Sundays are for sleeping through the night. Maybe? Hopefully? Finally? Please? I guess the day can still be about reading about videogames.
At PC Gamer, Alex Wiltshire - a frequent contributor round these parts - wrote about the psychology of loot boxes. There's lots of good detail in here about the specific ways Blizzard design their loot boxes in Hearthstone and Overwatch. Personally, I like games with loot boxes you need to shoot with a gun to open. Also! This article includes my favourite pigeon anecdote.
This behaviour is actually common across many species: Skinner discovered in 1947 that even pigeons exhibit it. He observed that they’d practise little rituals in the hope that they’d cause food to appear, including turning around in their cages or nodding their heads, and yet the food was given to them at entirely regular intervals. The absence of any explanation of why the food appeared had conditioned them to believe their actions caused it. On a deep level, our own minds work the same way.
I enjoyed this wonderful piece by Chris Donlan at Eurogamer about how having a dog has turned his life into an RPG. Particularly because I live in Brighton now and crave the wisdom of older people.
Cricket has changed two things that, it turns out, do a lot for my experience of the outside world. When I go into town with her, I now discover that I am not allowed in most shops or restaurants. Most business in Brighton are now set decoration - like most businesses are in an RPG. And I also discover, as Cricket and I sit outside Waterstones while my wife and daughter go inside, that people want to come up and talk to me. You know, like in RPGs.
Mr. Biffo has come to the same conclusion as every parent: the Nintendo Switch is for old people and that's why it's awesome.
Nintendo feels real, feels genuine, feels like it doesn't give a shit about being cool. Those days have passed, and - as I get older - I despair at anyone's attempts to mask who or what they really are. Whether you're a person or a games console, just be yourself and stop trying so bloody hard. You're not for everyone, not everyone is going to like you, just accept that and be you so that you can be embraced by those whose tastes you match. That's the Switch. Life's too short for anything else.
Rich Stanton at Kotaku wrote about Starfox 2, the 'lost' Starfox sequel which had just been released with the SNES Mini. He appraises its qualities and faults in the context of the time it was made.
What's happening here is that Starfox 2 has a structure that, at the time, must have seemed like a great idea. This is a game all about replay. That was a quality at the time it was made, but now almost works against it. I played on Normal and, without dying once, finished the game in around 40 minutes. What Starfox 2 now expects me to do is to play on Hard mode, try different combinations of pilots (you have six to choose from, and two can be active at any one time), ferret out the secrets and better my final ranking. You can't criticise the game for that, not least because this is a well thought-out way of evolving Starfox's multi-route structure. But I'm not going to be doing it.
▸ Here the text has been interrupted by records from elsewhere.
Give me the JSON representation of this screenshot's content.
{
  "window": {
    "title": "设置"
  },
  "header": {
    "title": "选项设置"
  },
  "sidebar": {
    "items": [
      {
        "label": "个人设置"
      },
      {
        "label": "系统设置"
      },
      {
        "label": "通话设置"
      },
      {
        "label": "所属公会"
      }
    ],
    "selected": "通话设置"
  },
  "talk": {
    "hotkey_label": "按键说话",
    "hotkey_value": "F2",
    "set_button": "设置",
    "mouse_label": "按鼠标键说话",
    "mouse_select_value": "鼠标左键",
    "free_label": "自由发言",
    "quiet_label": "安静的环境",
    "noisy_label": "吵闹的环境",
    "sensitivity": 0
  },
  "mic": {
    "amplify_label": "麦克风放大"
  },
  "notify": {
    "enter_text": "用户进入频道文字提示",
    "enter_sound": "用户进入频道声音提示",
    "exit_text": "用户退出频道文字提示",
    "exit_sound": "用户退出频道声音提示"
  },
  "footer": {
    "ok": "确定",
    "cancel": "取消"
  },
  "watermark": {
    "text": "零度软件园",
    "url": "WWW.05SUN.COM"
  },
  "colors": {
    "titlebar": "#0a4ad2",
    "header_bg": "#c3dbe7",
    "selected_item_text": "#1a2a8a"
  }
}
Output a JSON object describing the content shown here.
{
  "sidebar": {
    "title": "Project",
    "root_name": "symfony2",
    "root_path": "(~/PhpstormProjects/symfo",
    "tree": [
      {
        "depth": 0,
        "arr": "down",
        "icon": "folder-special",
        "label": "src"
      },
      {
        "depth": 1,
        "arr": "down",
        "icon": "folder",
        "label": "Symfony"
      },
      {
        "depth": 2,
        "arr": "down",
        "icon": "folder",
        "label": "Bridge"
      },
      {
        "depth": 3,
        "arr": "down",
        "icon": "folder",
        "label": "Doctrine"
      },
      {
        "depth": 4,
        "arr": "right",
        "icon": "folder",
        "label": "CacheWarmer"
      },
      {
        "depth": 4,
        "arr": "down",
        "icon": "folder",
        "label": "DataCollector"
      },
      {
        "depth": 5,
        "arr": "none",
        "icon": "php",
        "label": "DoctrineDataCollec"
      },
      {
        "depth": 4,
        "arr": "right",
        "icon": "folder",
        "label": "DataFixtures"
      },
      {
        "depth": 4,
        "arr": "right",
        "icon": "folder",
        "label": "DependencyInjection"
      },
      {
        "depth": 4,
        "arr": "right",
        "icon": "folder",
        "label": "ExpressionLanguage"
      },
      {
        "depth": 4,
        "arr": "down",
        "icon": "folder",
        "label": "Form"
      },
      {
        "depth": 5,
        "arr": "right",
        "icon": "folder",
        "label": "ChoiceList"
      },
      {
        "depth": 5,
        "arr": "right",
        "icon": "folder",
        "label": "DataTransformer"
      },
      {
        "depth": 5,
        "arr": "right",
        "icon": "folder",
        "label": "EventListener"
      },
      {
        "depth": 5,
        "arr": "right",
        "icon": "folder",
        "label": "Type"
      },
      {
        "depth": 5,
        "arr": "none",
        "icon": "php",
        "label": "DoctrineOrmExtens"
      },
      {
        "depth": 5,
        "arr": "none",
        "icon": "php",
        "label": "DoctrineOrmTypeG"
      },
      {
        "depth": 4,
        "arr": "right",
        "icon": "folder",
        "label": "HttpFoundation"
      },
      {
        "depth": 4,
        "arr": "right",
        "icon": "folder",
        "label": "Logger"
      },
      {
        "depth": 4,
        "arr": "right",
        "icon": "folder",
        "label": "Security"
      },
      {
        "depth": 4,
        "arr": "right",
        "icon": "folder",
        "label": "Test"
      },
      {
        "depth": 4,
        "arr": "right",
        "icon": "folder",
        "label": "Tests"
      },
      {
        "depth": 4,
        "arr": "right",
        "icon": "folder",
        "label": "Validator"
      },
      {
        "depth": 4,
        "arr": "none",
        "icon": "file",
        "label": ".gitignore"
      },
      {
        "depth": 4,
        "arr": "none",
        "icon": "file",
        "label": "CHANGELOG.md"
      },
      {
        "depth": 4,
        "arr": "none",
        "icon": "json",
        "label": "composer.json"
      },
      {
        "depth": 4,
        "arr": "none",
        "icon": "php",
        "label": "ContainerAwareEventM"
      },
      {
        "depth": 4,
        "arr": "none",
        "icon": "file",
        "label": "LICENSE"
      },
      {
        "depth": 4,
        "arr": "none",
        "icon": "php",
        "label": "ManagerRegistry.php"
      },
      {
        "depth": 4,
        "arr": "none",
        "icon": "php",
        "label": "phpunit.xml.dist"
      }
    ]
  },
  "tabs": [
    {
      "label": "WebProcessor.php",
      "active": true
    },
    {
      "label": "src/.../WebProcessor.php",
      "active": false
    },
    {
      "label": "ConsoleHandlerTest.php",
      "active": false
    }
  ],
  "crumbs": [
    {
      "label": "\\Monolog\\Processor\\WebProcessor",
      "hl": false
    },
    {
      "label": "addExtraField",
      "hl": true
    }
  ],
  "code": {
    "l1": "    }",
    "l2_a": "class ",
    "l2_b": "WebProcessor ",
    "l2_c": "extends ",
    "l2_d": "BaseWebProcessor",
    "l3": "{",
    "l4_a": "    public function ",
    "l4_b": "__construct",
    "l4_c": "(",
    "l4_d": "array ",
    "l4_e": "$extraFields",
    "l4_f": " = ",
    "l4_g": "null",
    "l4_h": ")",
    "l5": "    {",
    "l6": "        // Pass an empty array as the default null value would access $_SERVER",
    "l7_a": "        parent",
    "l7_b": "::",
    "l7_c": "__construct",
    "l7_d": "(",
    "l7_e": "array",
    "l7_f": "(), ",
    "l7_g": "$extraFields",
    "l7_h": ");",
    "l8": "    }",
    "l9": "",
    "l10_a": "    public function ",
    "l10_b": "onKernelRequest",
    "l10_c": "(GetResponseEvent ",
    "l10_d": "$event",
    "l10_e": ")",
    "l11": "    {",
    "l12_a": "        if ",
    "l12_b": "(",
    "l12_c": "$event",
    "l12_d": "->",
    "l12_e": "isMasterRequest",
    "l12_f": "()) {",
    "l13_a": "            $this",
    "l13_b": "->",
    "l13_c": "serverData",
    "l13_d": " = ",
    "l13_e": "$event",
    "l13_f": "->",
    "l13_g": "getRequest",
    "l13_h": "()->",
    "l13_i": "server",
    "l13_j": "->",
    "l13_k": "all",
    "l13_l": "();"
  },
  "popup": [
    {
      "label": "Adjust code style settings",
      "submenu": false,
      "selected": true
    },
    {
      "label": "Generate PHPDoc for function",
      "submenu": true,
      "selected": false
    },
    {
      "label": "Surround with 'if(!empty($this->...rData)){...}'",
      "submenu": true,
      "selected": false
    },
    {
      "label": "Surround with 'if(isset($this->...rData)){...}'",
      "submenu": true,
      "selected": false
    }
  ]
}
Tim Rogers is making regular videos for Kotaku, and this past week tackled Plunkbat.
Polygon have launched a new regular series: Pat's Pets. In it, they review animals from games, and the first episode is about Red Dead Redemption's horses.
These photographs are wonderful.
Music this week is Aliquot by Poppy Ackroyd.